[[ Provided information open ]]
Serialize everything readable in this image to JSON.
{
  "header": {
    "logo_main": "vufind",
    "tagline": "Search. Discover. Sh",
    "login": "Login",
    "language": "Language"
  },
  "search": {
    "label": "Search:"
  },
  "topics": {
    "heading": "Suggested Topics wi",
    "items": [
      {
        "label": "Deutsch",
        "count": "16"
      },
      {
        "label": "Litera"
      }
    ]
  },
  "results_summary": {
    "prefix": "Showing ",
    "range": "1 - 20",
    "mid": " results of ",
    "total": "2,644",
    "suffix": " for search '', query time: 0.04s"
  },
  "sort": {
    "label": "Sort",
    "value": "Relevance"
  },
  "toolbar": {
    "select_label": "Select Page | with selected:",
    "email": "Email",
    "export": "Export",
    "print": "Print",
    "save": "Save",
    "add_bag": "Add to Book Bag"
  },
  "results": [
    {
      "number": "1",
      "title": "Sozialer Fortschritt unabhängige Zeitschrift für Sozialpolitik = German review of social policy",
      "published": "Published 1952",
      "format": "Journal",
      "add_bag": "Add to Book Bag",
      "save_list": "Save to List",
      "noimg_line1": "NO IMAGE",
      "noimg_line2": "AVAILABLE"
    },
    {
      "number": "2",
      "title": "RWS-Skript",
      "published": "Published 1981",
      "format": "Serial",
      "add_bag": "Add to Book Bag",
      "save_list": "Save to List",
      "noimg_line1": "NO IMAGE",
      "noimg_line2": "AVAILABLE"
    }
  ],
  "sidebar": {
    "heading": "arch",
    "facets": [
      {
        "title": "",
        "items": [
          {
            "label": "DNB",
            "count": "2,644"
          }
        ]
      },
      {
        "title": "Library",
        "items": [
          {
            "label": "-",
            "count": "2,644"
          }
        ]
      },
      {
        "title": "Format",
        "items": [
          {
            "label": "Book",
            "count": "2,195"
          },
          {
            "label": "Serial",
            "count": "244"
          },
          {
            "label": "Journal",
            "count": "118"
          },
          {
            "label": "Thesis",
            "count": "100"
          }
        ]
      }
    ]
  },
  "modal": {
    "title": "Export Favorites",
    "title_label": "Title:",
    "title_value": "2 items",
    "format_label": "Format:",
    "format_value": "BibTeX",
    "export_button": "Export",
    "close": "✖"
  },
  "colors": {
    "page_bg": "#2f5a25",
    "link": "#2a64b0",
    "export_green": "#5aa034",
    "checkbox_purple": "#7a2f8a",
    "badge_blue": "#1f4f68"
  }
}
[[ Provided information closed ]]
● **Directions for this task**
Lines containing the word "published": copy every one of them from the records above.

● **Task response**
      "published": "Published 1952",
      "published": "Published 1981",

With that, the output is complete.